A liquidation audit is performed for a variety of reasons. It is critical that all of the Company's assets are accounted for whenever a liquidation of the Company is required, regardless of the reason. Discovering and listing all of the Company's liabilities is just as critical. A liquidation audit report will identify the Company's assets and liabilities and should eliminate any creditors' objections. All of the Company's assets are converted to cash and disbursed to creditors or assigned to other Company obligations as the liquidation proceeds. The manner the assets are allocated is governed by specific rules. It is critical that the liquidator has access to all pertinent information. The liquidation audit ensures that the data is correct and complete.
Following the completion of a company's liquidation, a post-liquidation audit may be conducted to ensure that all assets were appropriately appraised and dispersed. This post-liquidation audit report will assist creditors in understanding what happened and how the funds they received (if any) from the liquidation were calculated. This report will lower the likelihood of a creditor questioning the liquidator's activities.
Liquidation audits are required before any company can be closed in Dubai or any of the Free Zones in Dubai. Dubai Economic Department (DED), Jebel Ali Free Zone Authority (JAFZA), Dubai Airport Free Zone Authority (DAFZA), Dubai Multi Commodities Center (DMCC), and Dubai Silicon Oasis (DSO) all require liquidation audit in their respective authority regions whenever a Company is closing its operations and canceling its license. Abu Dhabi, Sharjah, Hamriyah Free Zone, and SAIF Zone also have regulations concerning Company liquidation and for liquidation audits very similar to other regions within UAE. For up-to-date information on liquidation audit, an authorized UAE Audit Firm can be contacted to determine the actual requirements for a specific region.

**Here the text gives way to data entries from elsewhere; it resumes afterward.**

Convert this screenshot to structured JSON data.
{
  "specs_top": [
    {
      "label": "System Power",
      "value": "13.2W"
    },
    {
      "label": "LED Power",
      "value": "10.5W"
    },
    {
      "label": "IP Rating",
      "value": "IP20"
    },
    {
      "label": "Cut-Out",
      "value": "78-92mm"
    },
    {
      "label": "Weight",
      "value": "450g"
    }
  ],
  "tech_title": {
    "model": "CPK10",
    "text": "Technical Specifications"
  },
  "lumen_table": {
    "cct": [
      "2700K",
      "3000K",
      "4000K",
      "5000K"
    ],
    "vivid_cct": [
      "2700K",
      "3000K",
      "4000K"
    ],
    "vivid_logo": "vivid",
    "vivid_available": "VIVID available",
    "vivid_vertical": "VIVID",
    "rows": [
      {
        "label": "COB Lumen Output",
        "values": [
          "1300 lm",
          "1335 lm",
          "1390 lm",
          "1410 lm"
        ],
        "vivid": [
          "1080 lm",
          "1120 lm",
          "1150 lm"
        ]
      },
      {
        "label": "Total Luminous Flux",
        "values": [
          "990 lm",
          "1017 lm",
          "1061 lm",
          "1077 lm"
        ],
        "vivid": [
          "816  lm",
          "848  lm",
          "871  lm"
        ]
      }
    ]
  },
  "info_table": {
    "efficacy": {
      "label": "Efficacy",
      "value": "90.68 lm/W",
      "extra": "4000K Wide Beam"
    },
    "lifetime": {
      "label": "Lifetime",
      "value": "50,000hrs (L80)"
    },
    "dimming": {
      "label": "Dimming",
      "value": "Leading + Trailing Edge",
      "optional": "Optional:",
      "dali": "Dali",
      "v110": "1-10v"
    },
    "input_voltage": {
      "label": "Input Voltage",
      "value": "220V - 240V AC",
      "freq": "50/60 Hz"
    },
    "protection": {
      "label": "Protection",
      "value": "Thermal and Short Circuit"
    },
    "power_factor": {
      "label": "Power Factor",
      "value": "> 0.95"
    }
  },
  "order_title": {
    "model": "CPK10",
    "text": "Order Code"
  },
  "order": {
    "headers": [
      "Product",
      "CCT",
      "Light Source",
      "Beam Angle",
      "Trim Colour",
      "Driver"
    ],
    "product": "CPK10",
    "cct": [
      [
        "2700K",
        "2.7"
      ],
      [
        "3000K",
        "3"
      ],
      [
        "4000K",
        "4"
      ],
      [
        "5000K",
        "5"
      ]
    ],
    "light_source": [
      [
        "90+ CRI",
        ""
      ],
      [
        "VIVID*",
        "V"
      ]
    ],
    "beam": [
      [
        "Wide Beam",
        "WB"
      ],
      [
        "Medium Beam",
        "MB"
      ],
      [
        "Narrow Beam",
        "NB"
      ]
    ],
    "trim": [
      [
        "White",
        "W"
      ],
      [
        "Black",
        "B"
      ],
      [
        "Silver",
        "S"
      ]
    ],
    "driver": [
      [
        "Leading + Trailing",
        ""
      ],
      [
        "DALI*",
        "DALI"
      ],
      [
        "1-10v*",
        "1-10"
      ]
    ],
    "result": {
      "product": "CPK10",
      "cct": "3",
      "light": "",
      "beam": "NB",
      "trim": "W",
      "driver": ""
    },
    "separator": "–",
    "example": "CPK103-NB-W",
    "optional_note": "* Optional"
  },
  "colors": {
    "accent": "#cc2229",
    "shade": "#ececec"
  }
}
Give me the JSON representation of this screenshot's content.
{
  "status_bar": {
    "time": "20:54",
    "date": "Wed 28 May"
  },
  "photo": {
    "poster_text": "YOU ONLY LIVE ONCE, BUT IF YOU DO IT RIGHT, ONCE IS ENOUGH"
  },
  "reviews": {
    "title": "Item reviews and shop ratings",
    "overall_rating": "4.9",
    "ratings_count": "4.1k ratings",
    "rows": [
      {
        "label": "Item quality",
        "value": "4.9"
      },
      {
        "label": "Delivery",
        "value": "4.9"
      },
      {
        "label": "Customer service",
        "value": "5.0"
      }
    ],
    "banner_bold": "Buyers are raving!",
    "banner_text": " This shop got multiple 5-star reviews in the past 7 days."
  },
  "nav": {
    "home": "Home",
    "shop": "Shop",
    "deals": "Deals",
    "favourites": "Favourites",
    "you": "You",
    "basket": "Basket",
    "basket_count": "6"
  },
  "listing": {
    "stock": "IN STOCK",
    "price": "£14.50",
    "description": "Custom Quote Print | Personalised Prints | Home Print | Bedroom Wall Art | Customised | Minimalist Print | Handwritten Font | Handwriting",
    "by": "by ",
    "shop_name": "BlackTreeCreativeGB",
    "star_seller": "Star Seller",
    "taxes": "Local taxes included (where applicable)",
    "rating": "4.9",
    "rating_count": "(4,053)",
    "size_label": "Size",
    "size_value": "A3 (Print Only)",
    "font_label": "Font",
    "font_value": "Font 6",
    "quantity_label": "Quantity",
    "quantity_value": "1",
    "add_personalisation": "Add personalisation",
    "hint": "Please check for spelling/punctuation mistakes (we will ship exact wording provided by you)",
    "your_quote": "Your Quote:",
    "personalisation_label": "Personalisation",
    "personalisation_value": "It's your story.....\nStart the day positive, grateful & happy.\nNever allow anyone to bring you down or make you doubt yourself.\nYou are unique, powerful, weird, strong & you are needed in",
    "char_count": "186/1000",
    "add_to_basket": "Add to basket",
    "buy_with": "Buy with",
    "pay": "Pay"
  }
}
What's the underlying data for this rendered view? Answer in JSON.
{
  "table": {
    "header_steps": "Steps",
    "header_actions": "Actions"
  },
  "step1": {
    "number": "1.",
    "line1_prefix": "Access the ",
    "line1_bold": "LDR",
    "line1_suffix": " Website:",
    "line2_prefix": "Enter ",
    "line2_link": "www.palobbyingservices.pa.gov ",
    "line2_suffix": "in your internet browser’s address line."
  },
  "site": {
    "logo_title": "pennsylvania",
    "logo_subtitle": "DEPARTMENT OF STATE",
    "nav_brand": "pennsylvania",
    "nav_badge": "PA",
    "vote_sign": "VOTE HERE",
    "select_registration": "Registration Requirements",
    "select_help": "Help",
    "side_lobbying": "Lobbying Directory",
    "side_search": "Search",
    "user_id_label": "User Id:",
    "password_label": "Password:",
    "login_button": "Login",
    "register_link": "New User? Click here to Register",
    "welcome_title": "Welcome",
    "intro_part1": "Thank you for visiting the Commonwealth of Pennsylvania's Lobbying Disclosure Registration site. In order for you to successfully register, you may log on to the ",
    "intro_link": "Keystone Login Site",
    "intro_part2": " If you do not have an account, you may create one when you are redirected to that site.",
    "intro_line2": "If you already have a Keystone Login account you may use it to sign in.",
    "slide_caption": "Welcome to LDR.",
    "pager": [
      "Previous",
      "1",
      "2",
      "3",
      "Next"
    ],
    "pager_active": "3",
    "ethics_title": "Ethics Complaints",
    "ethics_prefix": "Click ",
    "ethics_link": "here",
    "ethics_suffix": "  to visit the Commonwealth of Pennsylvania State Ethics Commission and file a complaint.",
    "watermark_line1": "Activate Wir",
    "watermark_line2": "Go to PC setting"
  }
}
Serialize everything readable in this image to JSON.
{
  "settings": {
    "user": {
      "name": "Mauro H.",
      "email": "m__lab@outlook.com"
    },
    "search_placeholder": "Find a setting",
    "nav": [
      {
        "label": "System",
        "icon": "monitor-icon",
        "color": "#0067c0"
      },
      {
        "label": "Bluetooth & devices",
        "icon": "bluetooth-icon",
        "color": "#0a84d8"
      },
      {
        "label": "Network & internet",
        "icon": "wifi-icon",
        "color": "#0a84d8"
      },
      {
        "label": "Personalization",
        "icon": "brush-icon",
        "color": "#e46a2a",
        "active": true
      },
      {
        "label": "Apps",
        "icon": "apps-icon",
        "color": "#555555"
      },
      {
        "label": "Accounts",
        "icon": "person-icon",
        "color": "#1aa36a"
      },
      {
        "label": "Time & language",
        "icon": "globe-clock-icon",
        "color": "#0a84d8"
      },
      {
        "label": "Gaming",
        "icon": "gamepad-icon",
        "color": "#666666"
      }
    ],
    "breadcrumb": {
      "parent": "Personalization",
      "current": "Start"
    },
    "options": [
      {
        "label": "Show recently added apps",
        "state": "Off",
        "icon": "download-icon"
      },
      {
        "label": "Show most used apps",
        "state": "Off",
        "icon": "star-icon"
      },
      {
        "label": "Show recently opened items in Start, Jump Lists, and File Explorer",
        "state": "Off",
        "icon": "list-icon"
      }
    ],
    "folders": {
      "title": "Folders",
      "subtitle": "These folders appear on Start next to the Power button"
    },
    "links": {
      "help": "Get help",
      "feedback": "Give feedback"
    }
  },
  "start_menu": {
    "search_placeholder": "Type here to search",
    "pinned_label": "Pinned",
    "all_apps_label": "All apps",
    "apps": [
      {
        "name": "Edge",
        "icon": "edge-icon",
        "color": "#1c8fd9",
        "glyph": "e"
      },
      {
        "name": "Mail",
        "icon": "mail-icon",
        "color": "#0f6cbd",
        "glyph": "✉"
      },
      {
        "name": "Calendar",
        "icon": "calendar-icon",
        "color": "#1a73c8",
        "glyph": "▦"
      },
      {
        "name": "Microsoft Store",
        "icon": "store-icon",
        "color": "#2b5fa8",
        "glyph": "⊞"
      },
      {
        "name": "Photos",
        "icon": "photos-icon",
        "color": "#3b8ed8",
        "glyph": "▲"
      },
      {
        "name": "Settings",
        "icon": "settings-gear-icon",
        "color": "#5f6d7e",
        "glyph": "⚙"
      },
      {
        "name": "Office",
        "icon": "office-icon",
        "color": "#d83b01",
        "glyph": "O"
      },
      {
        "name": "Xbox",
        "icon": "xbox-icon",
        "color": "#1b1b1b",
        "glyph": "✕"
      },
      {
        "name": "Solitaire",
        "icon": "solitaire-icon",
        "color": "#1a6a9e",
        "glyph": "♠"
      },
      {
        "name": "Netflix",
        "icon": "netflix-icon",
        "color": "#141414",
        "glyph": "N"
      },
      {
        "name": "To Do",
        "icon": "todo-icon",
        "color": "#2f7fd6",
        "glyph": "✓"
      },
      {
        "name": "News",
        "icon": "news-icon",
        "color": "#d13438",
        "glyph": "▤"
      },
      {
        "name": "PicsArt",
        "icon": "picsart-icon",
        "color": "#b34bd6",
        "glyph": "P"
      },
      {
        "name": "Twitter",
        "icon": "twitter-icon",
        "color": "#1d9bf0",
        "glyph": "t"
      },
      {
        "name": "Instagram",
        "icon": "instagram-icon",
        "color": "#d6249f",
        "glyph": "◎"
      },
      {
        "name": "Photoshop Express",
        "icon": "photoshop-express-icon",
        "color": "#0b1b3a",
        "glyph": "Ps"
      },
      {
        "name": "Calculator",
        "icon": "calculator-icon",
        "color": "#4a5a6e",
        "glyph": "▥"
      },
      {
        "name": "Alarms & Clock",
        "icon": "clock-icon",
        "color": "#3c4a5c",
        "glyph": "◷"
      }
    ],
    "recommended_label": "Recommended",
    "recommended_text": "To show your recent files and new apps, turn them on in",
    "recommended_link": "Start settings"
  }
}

Because corporations must coordinate with a variety of external parties/authorities in order to complete the process in a timely manner, the liquidation process can be time-consuming and costly. Any step or document that is overlooked will add additional time and complexity to the process. Dhanguard provides liquidation services for all UAE entities, including LLCs, free zone firms, and offshore companies, ranging from a full liquidation to assisting with a section or parts of the process, depending on the client's needs.
Liquidation is a formal insolvency operation in which a corporation is wound up (sometimes known as 'winding up' or 'closing' a firm); all of its assets are liquidated, and the proceeds are used to repay debts, pay expenditures, and distribute any residual balance to the company's owners. When a company is liquidated, it stops doing business and no longer employs employees. The business license of a company is cancelled upon liquidation, its name is deleted from the Trade Registry, and the firm is deemed to have ceased to exist.
There is no legal limit on how long a company may be liquidated. A company's full liquidation normally takes six to 24 months from start to finish. Of course, it depends on the state of your business and the type of liquidation you're pursuing.
Following his appointment, the Liquidator or Provisional Liquidator becomes the Company's Liquidator. He is then given the authority to represent the Company as if he were a member of the Board of Directors. Apart from the Directors, the Company is also subject to legal action under several statutes.